If you’re a blogger, how do you calculate your spending and savings rates as a household? Do you lump them in like I do, or do you have a completely separate “business expenses” spreadsheet? Clearly, I’m not treating this blog as a business at this point, so I haven’t separated out the costs and (very little total) income.
Toe amputation surgery. Need I say more? Of the $2,500 that we spent on pet care in July, over $2,000 of that was for the surgery and relayed costs. We are slowly weaning her off of the medication she takes for her heart condition, but the most expensive one ($105/month) is here to stay.

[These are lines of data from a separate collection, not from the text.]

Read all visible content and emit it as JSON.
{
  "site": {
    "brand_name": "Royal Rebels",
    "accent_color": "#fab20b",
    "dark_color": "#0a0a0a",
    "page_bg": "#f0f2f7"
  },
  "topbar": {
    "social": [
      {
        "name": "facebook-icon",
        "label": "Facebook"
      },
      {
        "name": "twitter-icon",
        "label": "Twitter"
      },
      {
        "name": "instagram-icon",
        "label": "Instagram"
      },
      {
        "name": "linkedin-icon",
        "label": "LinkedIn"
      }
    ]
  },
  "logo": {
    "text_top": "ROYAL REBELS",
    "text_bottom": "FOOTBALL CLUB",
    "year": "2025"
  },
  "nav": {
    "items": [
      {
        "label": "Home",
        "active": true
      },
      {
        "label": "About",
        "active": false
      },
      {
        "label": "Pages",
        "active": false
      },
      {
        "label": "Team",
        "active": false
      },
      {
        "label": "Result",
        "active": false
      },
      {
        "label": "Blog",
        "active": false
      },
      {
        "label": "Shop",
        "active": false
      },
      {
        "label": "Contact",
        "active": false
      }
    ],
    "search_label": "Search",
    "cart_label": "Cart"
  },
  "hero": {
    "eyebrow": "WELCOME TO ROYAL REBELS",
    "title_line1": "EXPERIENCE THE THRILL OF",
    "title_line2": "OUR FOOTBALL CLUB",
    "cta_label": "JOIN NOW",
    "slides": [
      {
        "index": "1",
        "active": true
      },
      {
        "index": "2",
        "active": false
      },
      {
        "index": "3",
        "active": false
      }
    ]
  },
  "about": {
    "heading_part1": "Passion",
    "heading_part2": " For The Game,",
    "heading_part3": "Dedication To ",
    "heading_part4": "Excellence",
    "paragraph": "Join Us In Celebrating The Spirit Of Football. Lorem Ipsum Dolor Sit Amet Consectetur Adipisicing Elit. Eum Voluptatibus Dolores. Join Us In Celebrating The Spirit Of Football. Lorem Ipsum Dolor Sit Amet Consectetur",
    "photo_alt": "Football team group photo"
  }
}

Crossing fingers and (remaining) toes that the rest of this year is minimal on the vet bill costs. I had started a separate savings account a few months ago to prepare for the surgery costs before I knew how much we could reduce the total bill by driving to a veterinary hospital south of us.
Now that the bill came in significantly lower than originally quoted by local places, I’m planning to just keep that money set aside and cash flow the surgery. As much as it would be nice to reduce the cost we’re paying out of pocket this month, we can make it work, so we’ll keep those funds for an extra rainy pet care day.
Ps – she turned 9 today! Happy birthday, puppy dog! We are so glad to still have you around.
We pay monthly for our kiddo’s soccer classes at preschool on top of day care costs, so I put that payment in here because there isn’t really anything else like it. Otherwise, my husband went to Kirkland Uncorked with a couple of friends. This kind of felt like “vacation” spending, but since it was a local event, I put it in the miscellaneous category instead.
It would have been really easy to find (legitimate) excuses for why we didn’t have the excess to give in June and then July. However, we still did put money into savings both months. Perhaps not as much as we would have liked to, but we did. So clearly, we still had some space to give. If we wait until a month looks great to give freely, we likely won’t give much at all.
July 2019 Spending (Excludes mortgage, daycare, and insurance)
|February 2019||March 2019||April 2019||May 2019||June 2019||July 2019|
|Including Mortgage Principal||40%||66%||47%||39%||19%||26%|
After two very expensive months, June being our most expensive one since I started tracking closely two years ago, we are at a 34% savings rate, year to date. Considering we were well into the forties through the month of May, this is more than a little bit painful. I was hoping to finally hit a 50% savings rate for a year in 2019, but those odds have shrunk after these summer months.
We are closing in on $6,000 of pet expenses this year already, and we have five months left to go. In comparison, we spent $4,300 in all of 2018. We have two dogs, one cat, and one snake, so that total seems somewhat reasonable. Double that feels quite a bit more painful. I hadn’t started tracking closely when we had the costs related to our dog’s heart condition diagnosis and follow up care, and we had to put down our last ferret in that same month. So while I don’t know exactly what we spent in 2017, it wasn’t cheap.
This year though, compared to 2017, means that we simply have a much lower savings rate that we would like – which is still higher than our overall average for all of 2016 and 2017. Keeping close tabs on our overall costs and mostly just spending on the things we really value has completely changed the way we are able to work through big expenses. Instead of worrying about draining our emergency fund or needing to open up a 0% credit card to float the difference, the difference is only seen in the amount of money we are able to send to savings.
Oh. And if you take away the vet bills, we are at over a 50% savings rate for the month. It’s a good thing we love her, because she sure isn’t cheap.